The following formulae will serve as a guide in preparing suitable colored dye liquors. In all cases the water is reckoned in 100 parts.

Reds, 1.-Eosine 1 part sulphate of soda, 10 parts; acetic acid 3 parts.

2

Magenta No. 2 B, 1 1/2 parts; auramine, 1 part; 10 parts sulphate of soda.

3

Azo cochineal, 2 parts; sulphate of soda, 10 parts; sulphuric acid, 2 parts.

4

Water, 10 parts; rose benzol, 5 parts; first wet the wood with alum solution.

Yellow. 5 - Auramine, 4 parts; sulphate of soda, 10 parts.

6

Naphthol yellow, 1 part; soda sulphate, 10 parts; sulphuric acid, 2 parts.

7

Crocein orange, 1 part; soda sulphate, 10 parts; sulphuric acid, 1 part.

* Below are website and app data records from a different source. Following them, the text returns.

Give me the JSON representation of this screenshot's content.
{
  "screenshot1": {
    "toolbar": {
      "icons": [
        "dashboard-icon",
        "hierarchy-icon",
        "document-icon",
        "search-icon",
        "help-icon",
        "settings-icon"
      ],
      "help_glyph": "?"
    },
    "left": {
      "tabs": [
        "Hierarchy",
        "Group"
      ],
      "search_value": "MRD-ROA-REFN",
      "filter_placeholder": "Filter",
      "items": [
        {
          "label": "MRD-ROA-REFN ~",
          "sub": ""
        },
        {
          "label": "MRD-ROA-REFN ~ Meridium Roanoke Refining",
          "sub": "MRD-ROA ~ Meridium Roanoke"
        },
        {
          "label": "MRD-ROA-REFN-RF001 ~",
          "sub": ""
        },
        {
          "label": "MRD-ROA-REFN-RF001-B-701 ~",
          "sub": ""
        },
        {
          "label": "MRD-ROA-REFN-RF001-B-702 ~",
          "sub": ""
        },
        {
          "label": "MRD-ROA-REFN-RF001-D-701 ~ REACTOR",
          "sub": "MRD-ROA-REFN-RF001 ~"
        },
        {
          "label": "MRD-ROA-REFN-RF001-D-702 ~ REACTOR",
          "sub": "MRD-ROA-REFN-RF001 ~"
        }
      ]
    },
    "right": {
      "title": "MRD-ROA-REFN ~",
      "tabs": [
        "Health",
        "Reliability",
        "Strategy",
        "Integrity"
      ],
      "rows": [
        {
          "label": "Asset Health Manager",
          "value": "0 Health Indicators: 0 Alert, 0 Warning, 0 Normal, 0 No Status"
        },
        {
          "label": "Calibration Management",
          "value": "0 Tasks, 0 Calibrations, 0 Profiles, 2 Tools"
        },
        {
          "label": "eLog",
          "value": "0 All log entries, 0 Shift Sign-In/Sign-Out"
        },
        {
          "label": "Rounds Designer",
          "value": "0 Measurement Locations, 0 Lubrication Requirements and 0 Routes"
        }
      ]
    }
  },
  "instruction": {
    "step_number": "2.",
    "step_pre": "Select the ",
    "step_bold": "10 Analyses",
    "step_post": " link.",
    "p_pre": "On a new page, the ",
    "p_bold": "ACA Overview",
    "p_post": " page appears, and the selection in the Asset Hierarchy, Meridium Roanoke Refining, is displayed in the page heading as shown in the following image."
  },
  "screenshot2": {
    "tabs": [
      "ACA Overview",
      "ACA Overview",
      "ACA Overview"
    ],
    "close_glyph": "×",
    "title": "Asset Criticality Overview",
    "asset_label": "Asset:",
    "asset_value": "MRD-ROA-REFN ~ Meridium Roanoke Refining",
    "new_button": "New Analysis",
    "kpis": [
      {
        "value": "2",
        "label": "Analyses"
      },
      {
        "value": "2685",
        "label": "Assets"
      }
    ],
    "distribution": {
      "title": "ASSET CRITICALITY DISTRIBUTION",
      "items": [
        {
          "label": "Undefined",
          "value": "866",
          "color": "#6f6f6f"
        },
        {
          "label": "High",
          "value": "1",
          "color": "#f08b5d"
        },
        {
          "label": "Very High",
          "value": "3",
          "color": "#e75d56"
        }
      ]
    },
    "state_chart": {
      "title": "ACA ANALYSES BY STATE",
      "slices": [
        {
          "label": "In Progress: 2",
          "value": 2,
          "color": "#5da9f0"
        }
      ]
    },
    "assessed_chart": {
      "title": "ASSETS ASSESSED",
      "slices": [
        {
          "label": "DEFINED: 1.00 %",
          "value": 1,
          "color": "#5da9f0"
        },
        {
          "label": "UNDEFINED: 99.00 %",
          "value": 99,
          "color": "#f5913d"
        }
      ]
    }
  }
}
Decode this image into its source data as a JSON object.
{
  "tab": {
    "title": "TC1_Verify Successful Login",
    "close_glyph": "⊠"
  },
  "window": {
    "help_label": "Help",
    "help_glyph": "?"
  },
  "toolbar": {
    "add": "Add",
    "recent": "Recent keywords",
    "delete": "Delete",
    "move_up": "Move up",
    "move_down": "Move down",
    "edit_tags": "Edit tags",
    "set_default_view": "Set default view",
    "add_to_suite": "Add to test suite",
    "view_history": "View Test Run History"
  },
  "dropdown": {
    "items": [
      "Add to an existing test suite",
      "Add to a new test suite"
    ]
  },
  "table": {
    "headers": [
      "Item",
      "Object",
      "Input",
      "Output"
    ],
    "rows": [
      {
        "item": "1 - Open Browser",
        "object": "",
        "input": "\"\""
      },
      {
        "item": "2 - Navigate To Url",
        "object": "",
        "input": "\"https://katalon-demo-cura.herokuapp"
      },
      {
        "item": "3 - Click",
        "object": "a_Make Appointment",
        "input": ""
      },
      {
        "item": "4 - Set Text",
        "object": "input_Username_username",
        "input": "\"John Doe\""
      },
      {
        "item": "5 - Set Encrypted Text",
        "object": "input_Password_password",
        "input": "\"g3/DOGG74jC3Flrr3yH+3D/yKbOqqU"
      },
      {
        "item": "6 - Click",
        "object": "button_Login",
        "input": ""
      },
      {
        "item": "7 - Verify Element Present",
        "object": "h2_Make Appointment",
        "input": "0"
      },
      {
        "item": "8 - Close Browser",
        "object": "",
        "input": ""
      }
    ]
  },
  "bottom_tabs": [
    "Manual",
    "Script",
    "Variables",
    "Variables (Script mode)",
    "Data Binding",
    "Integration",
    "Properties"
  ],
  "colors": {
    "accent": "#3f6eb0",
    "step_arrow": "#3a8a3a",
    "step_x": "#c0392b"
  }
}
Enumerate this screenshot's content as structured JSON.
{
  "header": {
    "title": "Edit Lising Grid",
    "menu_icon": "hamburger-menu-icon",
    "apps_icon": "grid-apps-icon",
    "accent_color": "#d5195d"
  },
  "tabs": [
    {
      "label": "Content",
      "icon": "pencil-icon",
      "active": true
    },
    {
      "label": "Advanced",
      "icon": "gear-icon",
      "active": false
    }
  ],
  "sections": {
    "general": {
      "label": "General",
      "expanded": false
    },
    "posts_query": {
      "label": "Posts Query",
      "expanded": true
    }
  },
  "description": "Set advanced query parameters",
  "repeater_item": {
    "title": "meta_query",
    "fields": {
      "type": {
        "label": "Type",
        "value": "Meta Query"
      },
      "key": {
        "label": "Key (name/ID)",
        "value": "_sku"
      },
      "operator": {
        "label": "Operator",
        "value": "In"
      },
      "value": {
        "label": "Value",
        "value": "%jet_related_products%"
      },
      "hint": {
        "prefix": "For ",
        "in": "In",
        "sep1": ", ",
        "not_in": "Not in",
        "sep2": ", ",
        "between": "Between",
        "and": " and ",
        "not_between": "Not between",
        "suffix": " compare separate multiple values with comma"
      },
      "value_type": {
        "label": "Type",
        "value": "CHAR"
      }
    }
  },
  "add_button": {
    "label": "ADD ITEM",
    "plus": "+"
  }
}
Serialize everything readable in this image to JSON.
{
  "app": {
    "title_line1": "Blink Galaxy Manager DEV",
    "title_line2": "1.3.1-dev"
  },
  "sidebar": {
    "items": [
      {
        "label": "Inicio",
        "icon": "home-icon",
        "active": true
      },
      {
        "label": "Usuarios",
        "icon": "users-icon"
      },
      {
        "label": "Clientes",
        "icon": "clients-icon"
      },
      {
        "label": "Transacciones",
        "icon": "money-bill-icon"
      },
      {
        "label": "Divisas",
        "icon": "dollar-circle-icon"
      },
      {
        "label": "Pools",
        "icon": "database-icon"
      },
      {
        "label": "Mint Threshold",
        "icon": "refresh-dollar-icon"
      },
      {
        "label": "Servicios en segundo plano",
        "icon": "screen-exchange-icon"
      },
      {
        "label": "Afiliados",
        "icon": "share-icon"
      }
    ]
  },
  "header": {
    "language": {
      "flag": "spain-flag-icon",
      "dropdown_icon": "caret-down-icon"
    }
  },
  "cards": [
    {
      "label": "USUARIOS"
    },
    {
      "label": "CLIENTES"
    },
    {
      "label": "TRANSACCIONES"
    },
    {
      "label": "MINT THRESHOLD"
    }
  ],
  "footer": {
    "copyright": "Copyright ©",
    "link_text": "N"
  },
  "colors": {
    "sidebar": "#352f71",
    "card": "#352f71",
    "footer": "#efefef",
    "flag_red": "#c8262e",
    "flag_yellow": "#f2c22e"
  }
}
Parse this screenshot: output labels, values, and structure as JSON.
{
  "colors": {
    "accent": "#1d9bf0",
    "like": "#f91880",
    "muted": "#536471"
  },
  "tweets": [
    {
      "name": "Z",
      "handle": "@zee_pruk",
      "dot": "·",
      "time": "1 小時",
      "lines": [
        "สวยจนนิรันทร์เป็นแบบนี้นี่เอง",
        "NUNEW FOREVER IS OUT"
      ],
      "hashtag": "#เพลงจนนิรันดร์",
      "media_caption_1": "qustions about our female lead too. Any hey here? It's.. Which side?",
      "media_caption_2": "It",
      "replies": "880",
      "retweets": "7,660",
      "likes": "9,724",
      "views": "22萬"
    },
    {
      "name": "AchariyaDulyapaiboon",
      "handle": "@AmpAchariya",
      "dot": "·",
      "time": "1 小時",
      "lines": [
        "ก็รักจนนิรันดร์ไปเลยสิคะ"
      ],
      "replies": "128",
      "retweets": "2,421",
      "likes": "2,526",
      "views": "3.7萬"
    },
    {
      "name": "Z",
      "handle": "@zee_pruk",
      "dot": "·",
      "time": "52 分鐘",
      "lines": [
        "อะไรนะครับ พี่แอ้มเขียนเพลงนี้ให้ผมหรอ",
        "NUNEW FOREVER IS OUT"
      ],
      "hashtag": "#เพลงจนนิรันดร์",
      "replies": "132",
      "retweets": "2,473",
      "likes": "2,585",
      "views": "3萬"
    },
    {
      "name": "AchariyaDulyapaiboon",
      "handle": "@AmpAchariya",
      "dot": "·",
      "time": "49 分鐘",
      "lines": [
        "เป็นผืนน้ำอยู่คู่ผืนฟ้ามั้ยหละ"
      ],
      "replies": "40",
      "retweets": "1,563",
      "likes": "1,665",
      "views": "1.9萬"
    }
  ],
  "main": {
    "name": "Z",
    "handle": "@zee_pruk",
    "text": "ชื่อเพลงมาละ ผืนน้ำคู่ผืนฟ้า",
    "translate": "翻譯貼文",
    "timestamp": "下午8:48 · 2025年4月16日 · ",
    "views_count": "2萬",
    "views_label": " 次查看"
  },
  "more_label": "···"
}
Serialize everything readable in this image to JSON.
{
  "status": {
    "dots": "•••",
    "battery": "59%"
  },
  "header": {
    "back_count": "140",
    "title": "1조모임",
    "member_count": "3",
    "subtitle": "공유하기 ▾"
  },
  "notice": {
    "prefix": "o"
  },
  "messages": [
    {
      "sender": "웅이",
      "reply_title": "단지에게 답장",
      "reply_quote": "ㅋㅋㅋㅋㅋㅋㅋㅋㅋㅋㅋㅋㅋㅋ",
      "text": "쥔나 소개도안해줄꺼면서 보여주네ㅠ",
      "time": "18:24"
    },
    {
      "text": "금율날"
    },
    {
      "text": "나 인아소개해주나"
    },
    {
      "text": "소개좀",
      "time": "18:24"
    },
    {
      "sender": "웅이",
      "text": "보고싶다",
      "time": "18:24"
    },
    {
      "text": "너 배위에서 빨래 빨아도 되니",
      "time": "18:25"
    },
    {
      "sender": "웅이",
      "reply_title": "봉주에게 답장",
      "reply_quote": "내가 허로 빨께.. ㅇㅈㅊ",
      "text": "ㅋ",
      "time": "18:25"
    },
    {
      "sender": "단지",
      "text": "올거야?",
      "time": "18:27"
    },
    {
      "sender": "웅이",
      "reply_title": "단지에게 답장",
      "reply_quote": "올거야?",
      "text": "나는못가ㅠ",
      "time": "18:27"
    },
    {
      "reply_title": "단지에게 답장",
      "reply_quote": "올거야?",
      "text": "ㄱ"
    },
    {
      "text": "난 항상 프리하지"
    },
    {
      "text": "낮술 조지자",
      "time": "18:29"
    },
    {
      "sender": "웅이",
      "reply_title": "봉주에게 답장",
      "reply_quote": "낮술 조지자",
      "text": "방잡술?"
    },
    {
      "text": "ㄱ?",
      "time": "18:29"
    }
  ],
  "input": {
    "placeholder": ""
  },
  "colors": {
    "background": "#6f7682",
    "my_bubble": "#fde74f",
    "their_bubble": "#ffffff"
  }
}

Brown. 8. - Bismarck brown R, 1 part; nigrosine, 1/2 part, soda sulphate 18 parts.

9

Same as No. 8, omitting the nigrosine.

10

Benzo brown, 3 parts; common salt, 10 parts.

Green. 12. - Brilliant green, 3 parts; Bismarck brown 1/2 part; soda sulphate, 10 parts.

13

Brilliant green, 1 part; chrysoidine, 1 1/2 part; soda sulphate, 10 parts.

14

Green crystals, Y, 1 part; soda sulphate, 10 parts.

15

Malachite green, 1 part; Nile blue, A, 1/4 part; soda sulphate, 10 parts.

17

Victoria blue 42, 1 part; soda sulphate, 10 parts.

16

Nile blue, 1 part; soda sulphate, 10 parts.

18

Water, 8 parts; soluble blue, R, 3 parts.

By first giving the wood an application of some kind of dye, say a yellow, and before it is quite dry, an application of another kind of dye, say a blue, different colors, such as green orange, purple black, or brown stains can be produced. By such process of mixing the dye liquor, all sorts of color combinations can be secured and very beautiful results obtained.-"Hobbies, London."